As of this writing West Virginia is the only state in the country with no confirmed cases of the coronavirus. The key word here is “confirmed.” As Governor Jim Justice put it, “It has to be here. We just haven’t found it yet.”
Currently, 84 people in the state have been tested, with 80 negatives and 4 tests pending. Officials say they are working hard to expand testing as quickly as possible.
I have seen heard and read some hopeful (or uninformed, depending on how you look at it) comments that West Virginia might not experience the levels of contagion other areas have seen, due to its sparse population and relative isolation in comparison to other states.
These comments show an ignorance of some rather unpleasant facts.
In yet another “West Virginia is number one but not in a good way” news article, a recent Kaiser Foundation study indicates West Virginia has a greater number of adults at risk than any other state — 51 percent of adults, as a matter of fact.
West Virginia has the most smokers of any state. It also has the highest death rate in the country from diabetes and some of the highest death rates from heart disease, cancer and respiratory illness.
People who fall into any of these categories are more likely to die from the coronavirus, especially if they are 65 and older — and 20 percent of the population is in that age group.
There is a bit of good news among the gloom and doom. Overall, West Virginia has a higher ratio of beds to population than most other states. Many hospitals in the state are working hard to acquire extra ventilators, protective gear, create emergency staffing schedules, and even cordon off areas now to handle a future influx of patients.
Unfortunately, residents in more remote areas of the state have no easy access to these hospitals. They are therefore much less likely to seek acute care should they become sick or even very seriously ill.
It’s a virtual certainty the coronavirus is already here but hasn’t been detected yet. 84 people tested out of a population of nearly 1.8 million is just the barest statistical blip.

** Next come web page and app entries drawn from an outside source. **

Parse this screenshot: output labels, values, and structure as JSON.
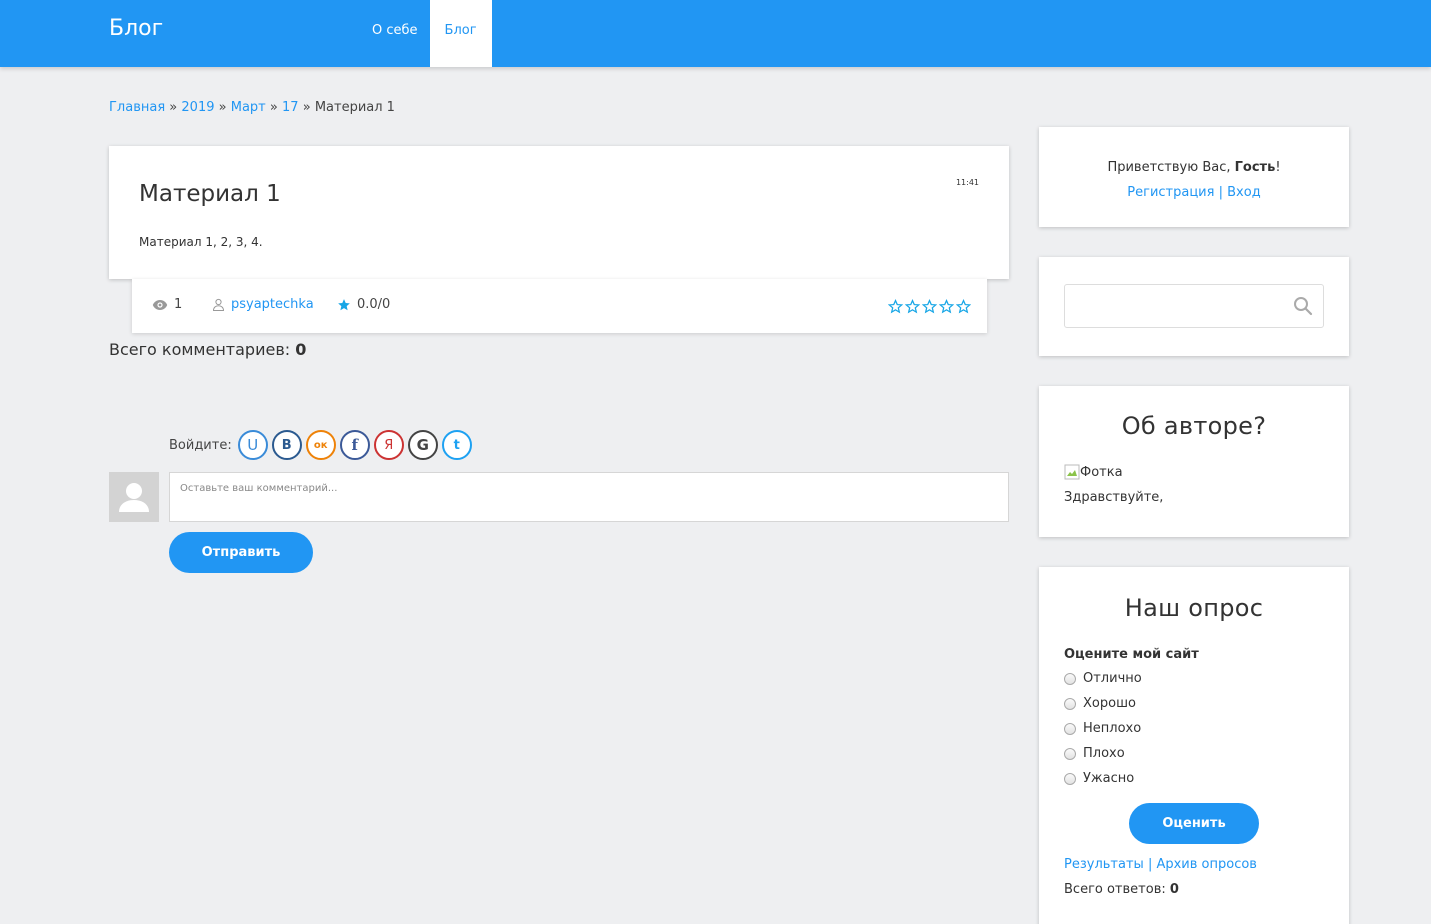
{
  "header": {
    "logo": "Блог",
    "nav": [
      "О себе",
      "Блог"
    ]
  },
  "breadcrumb": {
    "items": [
      "Главная",
      "2019",
      "Март",
      "17"
    ],
    "separator": "»",
    "current": "Материал 1"
  },
  "post": {
    "title": "Материал 1",
    "time": "11:41",
    "body": "Материал 1, 2, 3, 4.",
    "views": "1",
    "author": "psyaptechka",
    "rating": "0.0/0"
  },
  "comments": {
    "label": "Всего комментариев:",
    "count": "0",
    "login_label": "Войдите:",
    "placeholder": "Оставьте ваш комментарий...",
    "submit": "Отправить"
  },
  "social": [
    {
      "letter": "U",
      "color": "#3a8bd8"
    },
    {
      "letter": "В",
      "color": "#2b5a90"
    },
    {
      "letter": "ок",
      "color": "#ee8208"
    },
    {
      "letter": "f",
      "color": "#3b5998"
    },
    {
      "letter": "Я",
      "color": "#cc3333"
    },
    {
      "letter": "G",
      "color": "#444444"
    },
    {
      "letter": "t",
      "color": "#1da1f2"
    }
  ],
  "sidebar": {
    "greeting_prefix": "Приветствую Вас,",
    "greeting_name": "Гость",
    "greeting_suffix": "!",
    "register": "Регистрация",
    "login": "Вход",
    "about_title": "Об авторе?",
    "photo_alt": "Фотка",
    "about_text": "Здравствуйте,",
    "poll_title": "Наш опрос",
    "poll_question": "Оцените мой сайт",
    "poll_options": [
      "Отлично",
      "Хорошо",
      "Неплохо",
      "Плохо",
      "Ужасно"
    ],
    "vote_button": "Оценить",
    "results": "Результаты",
    "archive": "Архив опросов",
    "total_label": "Всего ответов:",
    "total_value": "0"
  },
  "colors": {
    "primary": "#2196f3",
    "star": "#17a6e6",
    "background": "#eeeff1"
  }
}
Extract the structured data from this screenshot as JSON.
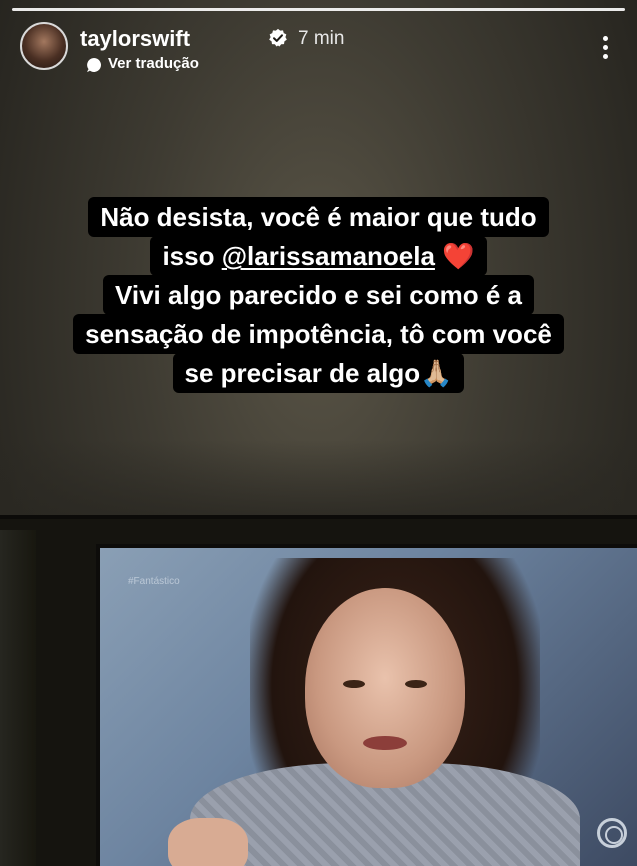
{
  "story": {
    "username": "taylorswift",
    "time": "7 min",
    "translate_label": "Ver tradução",
    "caption": {
      "line1": "Não desista, você é maior que tudo",
      "line2_prefix": "isso ",
      "mention": "@larissamanoela",
      "heart": "❤️",
      "line3": "Vivi algo parecido e sei como é a",
      "line4": "sensação de impotência, tô com você",
      "line5": "se precisar de algo🙏🏼"
    },
    "tv_tag": "#Fantástico"
  },
  "icons": {
    "verified": "verified-badge-icon",
    "translate": "translate-icon",
    "menu": "more-vertical-icon"
  },
  "colors": {
    "heart": "#e0242f",
    "caption_bg": "#000000",
    "verified_bg": "#ffffff"
  }
}
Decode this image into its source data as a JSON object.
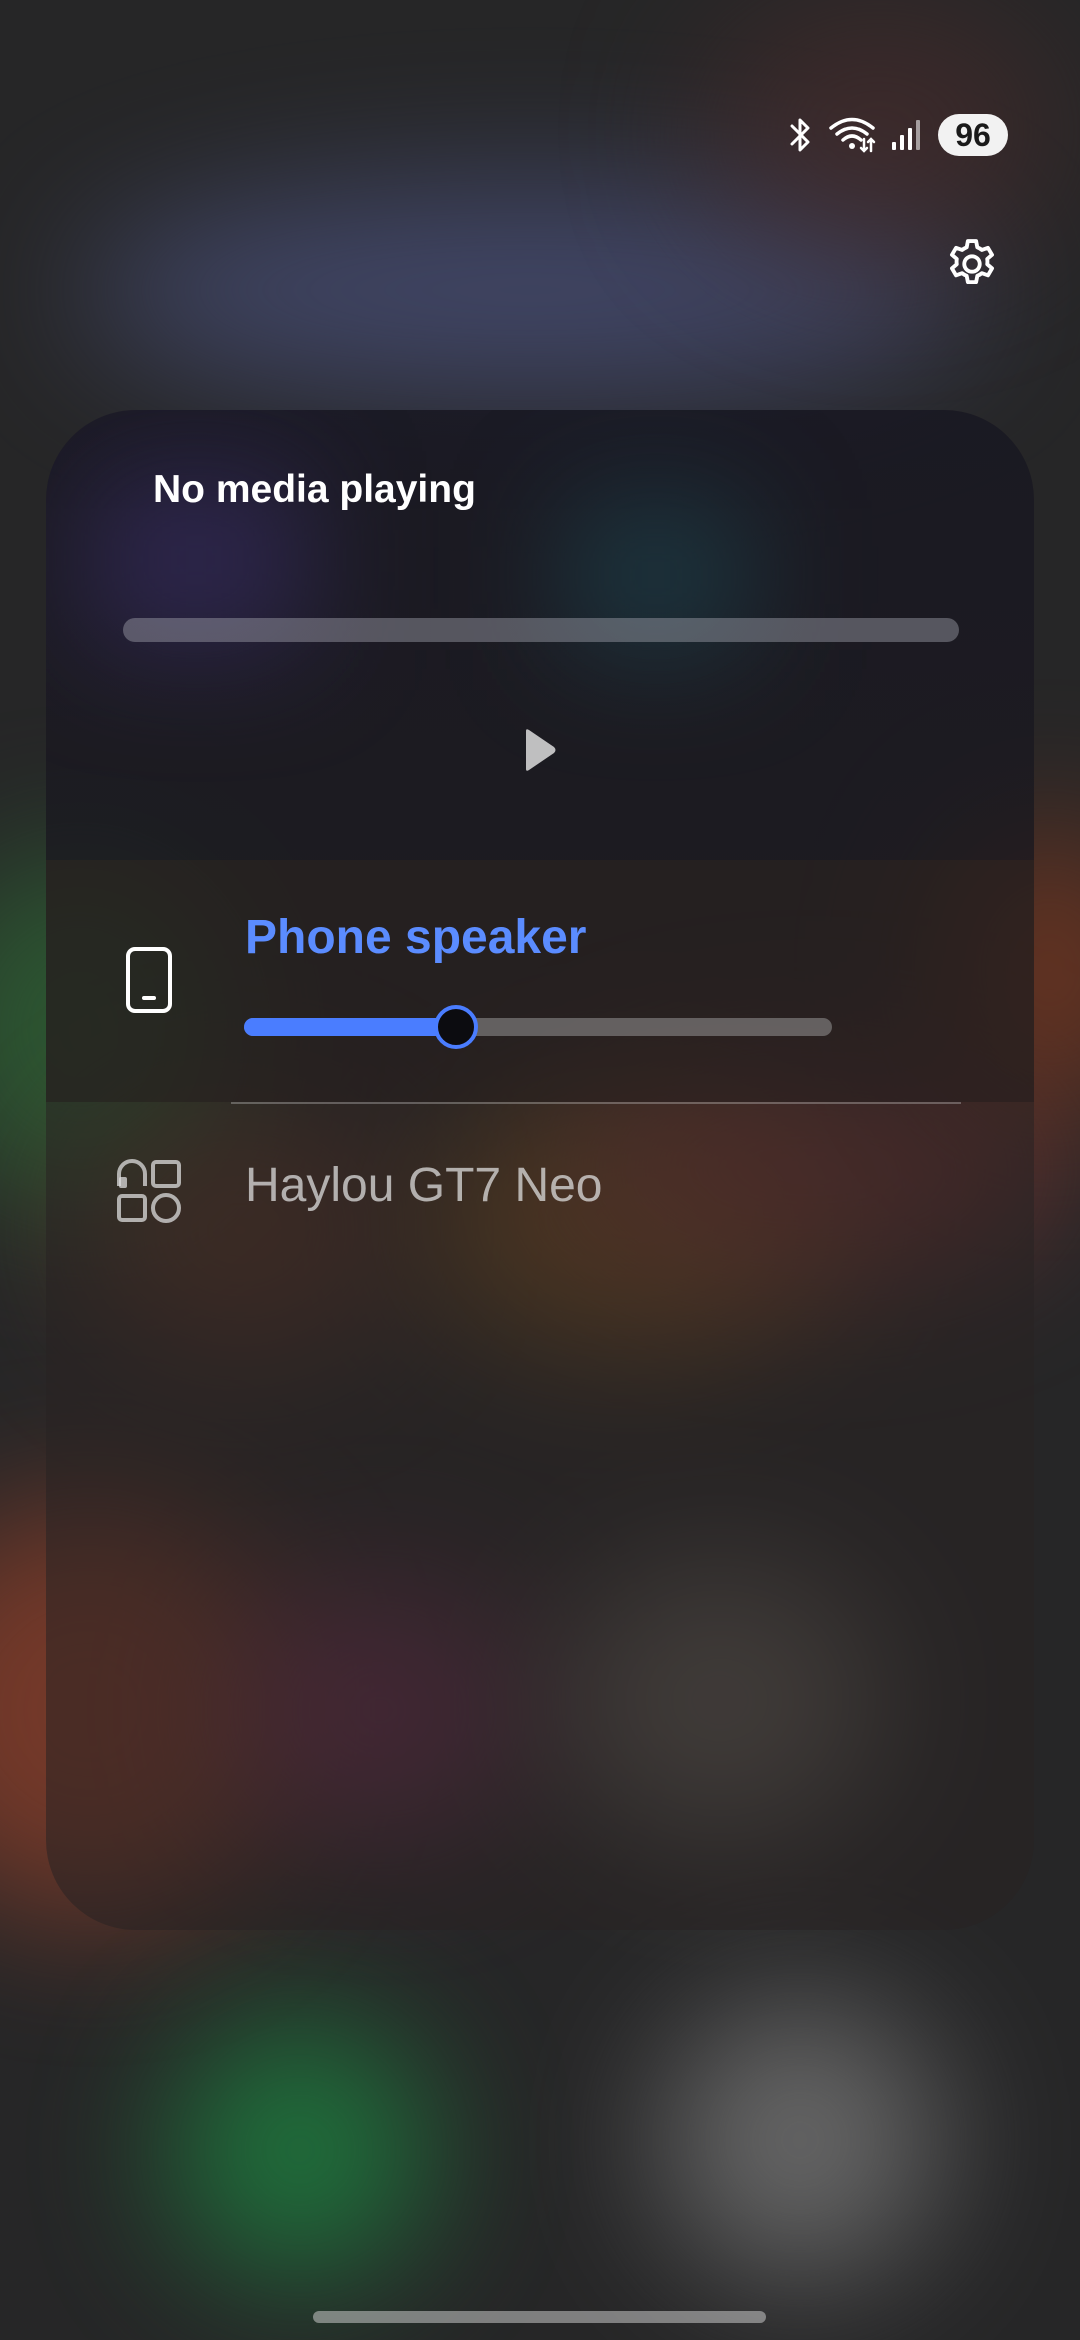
{
  "status_bar": {
    "icons": [
      "bluetooth-icon",
      "wifi-icon",
      "cellular-signal-icon"
    ],
    "battery": "96"
  },
  "header": {
    "settings_icon": "gear-icon"
  },
  "media": {
    "title": "No media playing",
    "progress": 0,
    "play_icon": "play-icon"
  },
  "devices": {
    "active": {
      "name": "Phone speaker",
      "icon": "phone-icon",
      "volume": 0.36
    },
    "others": [
      {
        "name": "Haylou GT7 Neo",
        "icon": "watch-apps-icon"
      }
    ]
  },
  "colors": {
    "accent": "#5b8cff",
    "slider": "#4a7dff"
  }
}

So, we shouldn’t pat ourselves on the back too much. It’s better to assume the virus is here and take appropriate measures rather than to live in a fantasy of being the country’s only safe haven from the pandemic.